Search the records for lines that contain the word "title". Copy them all.

(Dataset rows describing interfaces)
__________
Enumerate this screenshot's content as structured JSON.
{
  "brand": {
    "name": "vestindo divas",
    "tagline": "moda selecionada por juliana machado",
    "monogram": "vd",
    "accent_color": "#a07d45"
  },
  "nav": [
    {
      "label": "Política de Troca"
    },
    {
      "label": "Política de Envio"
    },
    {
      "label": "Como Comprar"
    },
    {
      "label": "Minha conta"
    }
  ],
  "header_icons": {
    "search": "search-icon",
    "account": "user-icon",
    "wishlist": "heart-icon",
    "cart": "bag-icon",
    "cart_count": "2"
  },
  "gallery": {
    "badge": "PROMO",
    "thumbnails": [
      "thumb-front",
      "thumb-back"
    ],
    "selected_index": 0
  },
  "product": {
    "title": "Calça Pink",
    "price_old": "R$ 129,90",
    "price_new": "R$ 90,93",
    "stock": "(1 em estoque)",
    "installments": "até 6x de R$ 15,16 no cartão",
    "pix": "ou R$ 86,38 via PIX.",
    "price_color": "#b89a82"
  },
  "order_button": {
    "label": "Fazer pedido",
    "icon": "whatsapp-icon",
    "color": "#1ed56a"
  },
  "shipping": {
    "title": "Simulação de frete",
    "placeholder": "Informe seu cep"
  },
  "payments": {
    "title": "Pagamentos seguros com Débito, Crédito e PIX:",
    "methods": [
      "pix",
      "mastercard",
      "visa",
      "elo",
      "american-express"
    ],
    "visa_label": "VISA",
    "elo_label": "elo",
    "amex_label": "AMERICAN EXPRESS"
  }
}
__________
(Task response)
    "title": "Calça Pink",
    "title": "Simulação de frete",
    "title": "Pagamentos seguros com Débito, Crédito e PIX:",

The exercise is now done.